> _What to produce_: Write out the listing below word for word.

> _Extracted records_:

= Beginning of Section =

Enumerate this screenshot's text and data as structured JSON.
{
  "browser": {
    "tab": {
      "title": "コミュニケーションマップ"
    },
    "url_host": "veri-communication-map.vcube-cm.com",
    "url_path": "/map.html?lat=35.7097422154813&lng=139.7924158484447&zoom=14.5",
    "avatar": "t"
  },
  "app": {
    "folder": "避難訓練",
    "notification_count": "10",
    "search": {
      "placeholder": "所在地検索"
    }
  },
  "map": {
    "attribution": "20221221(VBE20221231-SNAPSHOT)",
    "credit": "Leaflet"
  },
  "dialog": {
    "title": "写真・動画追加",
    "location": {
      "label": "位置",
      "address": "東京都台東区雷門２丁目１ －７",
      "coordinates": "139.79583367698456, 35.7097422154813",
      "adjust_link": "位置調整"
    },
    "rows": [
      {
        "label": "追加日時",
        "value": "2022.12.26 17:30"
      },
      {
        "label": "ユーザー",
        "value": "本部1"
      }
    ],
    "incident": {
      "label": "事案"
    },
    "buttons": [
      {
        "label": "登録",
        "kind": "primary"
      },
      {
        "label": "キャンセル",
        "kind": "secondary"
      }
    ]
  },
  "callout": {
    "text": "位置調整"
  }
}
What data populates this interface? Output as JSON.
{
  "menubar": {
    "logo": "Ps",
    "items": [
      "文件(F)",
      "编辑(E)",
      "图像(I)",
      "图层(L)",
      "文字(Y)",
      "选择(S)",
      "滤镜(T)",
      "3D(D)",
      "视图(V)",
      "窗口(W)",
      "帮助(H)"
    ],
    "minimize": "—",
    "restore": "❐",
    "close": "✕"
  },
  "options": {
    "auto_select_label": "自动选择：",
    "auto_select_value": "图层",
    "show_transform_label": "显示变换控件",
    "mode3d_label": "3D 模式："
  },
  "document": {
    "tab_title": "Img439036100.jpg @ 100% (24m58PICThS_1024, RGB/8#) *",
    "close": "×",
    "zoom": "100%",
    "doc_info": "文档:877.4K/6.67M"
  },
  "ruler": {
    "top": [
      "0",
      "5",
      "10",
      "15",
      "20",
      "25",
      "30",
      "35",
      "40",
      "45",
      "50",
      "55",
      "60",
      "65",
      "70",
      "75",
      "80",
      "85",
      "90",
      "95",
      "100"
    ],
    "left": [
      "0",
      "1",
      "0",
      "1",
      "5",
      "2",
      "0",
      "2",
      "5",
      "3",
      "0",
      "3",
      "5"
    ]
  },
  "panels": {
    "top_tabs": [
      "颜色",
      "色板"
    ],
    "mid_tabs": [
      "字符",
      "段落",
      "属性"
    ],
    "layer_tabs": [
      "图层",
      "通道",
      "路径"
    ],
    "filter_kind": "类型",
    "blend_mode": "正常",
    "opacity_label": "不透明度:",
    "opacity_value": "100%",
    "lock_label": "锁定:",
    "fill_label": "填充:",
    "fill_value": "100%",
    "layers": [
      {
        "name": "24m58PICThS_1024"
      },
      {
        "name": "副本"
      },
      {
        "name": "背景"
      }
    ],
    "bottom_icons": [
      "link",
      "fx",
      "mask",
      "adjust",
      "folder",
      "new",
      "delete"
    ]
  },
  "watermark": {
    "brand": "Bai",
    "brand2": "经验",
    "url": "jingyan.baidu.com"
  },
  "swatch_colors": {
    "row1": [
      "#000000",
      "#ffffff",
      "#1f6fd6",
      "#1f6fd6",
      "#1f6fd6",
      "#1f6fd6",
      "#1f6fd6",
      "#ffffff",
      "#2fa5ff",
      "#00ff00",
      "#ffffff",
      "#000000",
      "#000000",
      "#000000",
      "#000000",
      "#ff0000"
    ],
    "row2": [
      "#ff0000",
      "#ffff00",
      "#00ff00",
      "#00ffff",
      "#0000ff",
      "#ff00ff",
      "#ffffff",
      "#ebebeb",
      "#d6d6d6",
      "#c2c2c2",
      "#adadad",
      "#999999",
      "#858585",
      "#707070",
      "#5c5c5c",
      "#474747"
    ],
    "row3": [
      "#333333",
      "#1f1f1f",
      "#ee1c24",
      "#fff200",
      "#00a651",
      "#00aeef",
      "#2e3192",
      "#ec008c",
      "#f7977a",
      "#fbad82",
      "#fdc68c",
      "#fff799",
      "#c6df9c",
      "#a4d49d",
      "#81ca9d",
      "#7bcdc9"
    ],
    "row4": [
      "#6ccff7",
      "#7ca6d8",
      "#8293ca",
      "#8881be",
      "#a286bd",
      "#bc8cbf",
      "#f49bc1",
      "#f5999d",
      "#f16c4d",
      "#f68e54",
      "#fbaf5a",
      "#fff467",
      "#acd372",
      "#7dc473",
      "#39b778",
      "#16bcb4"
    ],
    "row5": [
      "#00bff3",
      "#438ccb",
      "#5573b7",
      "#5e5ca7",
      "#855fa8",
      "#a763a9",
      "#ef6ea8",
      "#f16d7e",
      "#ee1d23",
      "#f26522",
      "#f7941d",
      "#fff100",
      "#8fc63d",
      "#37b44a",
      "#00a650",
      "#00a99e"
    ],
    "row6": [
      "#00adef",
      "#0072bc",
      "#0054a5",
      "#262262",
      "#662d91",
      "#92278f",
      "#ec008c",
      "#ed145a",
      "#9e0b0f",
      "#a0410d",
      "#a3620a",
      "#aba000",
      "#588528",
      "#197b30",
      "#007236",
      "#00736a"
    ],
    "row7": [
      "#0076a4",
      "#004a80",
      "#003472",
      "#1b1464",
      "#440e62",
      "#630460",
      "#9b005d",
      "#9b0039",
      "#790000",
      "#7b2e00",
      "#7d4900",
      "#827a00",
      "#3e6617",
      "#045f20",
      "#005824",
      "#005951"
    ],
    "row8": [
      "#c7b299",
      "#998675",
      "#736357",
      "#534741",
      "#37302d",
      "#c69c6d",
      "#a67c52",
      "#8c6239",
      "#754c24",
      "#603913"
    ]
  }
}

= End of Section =

> _Exercise response_:
Enumerate this screenshot's text and data as structured JSON.
{
  "browser": {
    "tab": {
      "title": "コミュニケーションマップ"
    },
    "url_host": "veri-communication-map.vcube-cm.com",
    "url_path": "/map.html?lat=35.7097422154813&lng=139.7924158484447&zoom=14.5",
    "avatar": "t"
  },
  "app": {
    "folder": "避難訓練",
    "notification_count": "10",
    "search": {
      "placeholder": "所在地検索"
    }
  },
  "map": {
    "attribution": "20221221(VBE20221231-SNAPSHOT)",
    "credit": "Leaflet"
  },
  "dialog": {
    "title": "写真・動画追加",
    "location": {
      "label": "位置",
      "address": "東京都台東区雷門２丁目１ －７",
      "coordinates": "139.79583367698456, 35.7097422154813",
      "adjust_link": "位置調整"
    },
    "rows": [
      {
        "label": "追加日時",
        "value": "2022.12.26 17:30"
      },
      {
        "label": "ユーザー",
        "value": "本部1"
      }
    ],
    "incident": {
      "label": "事案"
    },
    "buttons": [
      {
        "label": "登録",
        "kind": "primary"
      },
      {
        "label": "キャンセル",
        "kind": "secondary"
      }
    ]
  },
  "callout": {
    "text": "位置調整"
  }
}
What data populates this interface? Output as JSON.
{
  "menubar": {
    "logo": "Ps",
    "items": [
      "文件(F)",
      "编辑(E)",
      "图像(I)",
      "图层(L)",
      "文字(Y)",
      "选择(S)",
      "滤镜(T)",
      "3D(D)",
      "视图(V)",
      "窗口(W)",
      "帮助(H)"
    ],
    "minimize": "—",
    "restore": "❐",
    "close": "✕"
  },
  "options": {
    "auto_select_label": "自动选择：",
    "auto_select_value": "图层",
    "show_transform_label": "显示变换控件",
    "mode3d_label": "3D 模式："
  },
  "document": {
    "tab_title": "Img439036100.jpg @ 100% (24m58PICThS_1024, RGB/8#) *",
    "close": "×",
    "zoom": "100%",
    "doc_info": "文档:877.4K/6.67M"
  },
  "ruler": {
    "top": [
      "0",
      "5",
      "10",
      "15",
      "20",
      "25",
      "30",
      "35",
      "40",
      "45",
      "50",
      "55",
      "60",
      "65",
      "70",
      "75",
      "80",
      "85",
      "90",
      "95",
      "100"
    ],
    "left": [
      "0",
      "1",
      "0",
      "1",
      "5",
      "2",
      "0",
      "2",
      "5",
      "3",
      "0",
      "3",
      "5"
    ]
  },
  "panels": {
    "top_tabs": [
      "颜色",
      "色板"
    ],
    "mid_tabs": [
      "字符",
      "段落",
      "属性"
    ],
    "layer_tabs": [
      "图层",
      "通道",
      "路径"
    ],
    "filter_kind": "类型",
    "blend_mode": "正常",
    "opacity_label": "不透明度:",
    "opacity_value": "100%",
    "lock_label": "锁定:",
    "fill_label": "填充:",
    "fill_value": "100%",
    "layers": [
      {
        "name": "24m58PICThS_1024"
      },
      {
        "name": "副本"
      },
      {
        "name": "背景"
      }
    ],
    "bottom_icons": [
      "link",
      "fx",
      "mask",
      "adjust",
      "folder",
      "new",
      "delete"
    ]
  },
  "watermark": {
    "brand": "Bai",
    "brand2": "经验",
    "url": "jingyan.baidu.com"
  },
  "swatch_colors": {
    "row1": [
      "#000000",
      "#ffffff",
      "#1f6fd6",
      "#1f6fd6",
      "#1f6fd6",
      "#1f6fd6",
      "#1f6fd6",
      "#ffffff",
      "#2fa5ff",
      "#00ff00",
      "#ffffff",
      "#000000",
      "#000000",
      "#000000",
      "#000000",
      "#ff0000"
    ],
    "row2": [
      "#ff0000",
      "#ffff00",
      "#00ff00",
      "#00ffff",
      "#0000ff",
      "#ff00ff",
      "#ffffff",
      "#ebebeb",
      "#d6d6d6",
      "#c2c2c2",
      "#adadad",
      "#999999",
      "#858585",
      "#707070",
      "#5c5c5c",
      "#474747"
    ],
    "row3": [
      "#333333",
      "#1f1f1f",
      "#ee1c24",
      "#fff200",
      "#00a651",
      "#00aeef",
      "#2e3192",
      "#ec008c",
      "#f7977a",
      "#fbad82",
      "#fdc68c",
      "#fff799",
      "#c6df9c",
      "#a4d49d",
      "#81ca9d",
      "#7bcdc9"
    ],
    "row4": [
      "#6ccff7",
      "#7ca6d8",
      "#8293ca",
      "#8881be",
      "#a286bd",
      "#bc8cbf",
      "#f49bc1",
      "#f5999d",
      "#f16c4d",
      "#f68e54",
      "#fbaf5a",
      "#fff467",
      "#acd372",
      "#7dc473",
      "#39b778",
      "#16bcb4"
    ],
    "row5": [
      "#00bff3",
      "#438ccb",
      "#5573b7",
      "#5e5ca7",
      "#855fa8",
      "#a763a9",
      "#ef6ea8",
      "#f16d7e",
      "#ee1d23",
      "#f26522",
      "#f7941d",
      "#fff100",
      "#8fc63d",
      "#37b44a",
      "#00a650",
      "#00a99e"
    ],
    "row6": [
      "#00adef",
      "#0072bc",
      "#0054a5",
      "#262262",
      "#662d91",
      "#92278f",
      "#ec008c",
      "#ed145a",
      "#9e0b0f",
      "#a0410d",
      "#a3620a",
      "#aba000",
      "#588528",
      "#197b30",
      "#007236",
      "#00736a"
    ],
    "row7": [
      "#0076a4",
      "#004a80",
      "#003472",
      "#1b1464",
      "#440e62",
      "#630460",
      "#9b005d",
      "#9b0039",
      "#790000",
      "#7b2e00",
      "#7d4900",
      "#827a00",
      "#3e6617",
      "#045f20",
      "#005824",
      "#005951"
    ],
    "row8": [
      "#c7b299",
      "#998675",
      "#736357",
      "#534741",
      "#37302d",
      "#c69c6d",
      "#a67c52",
      "#8c6239",
      "#754c24",
      "#603913"
    ]
  }
}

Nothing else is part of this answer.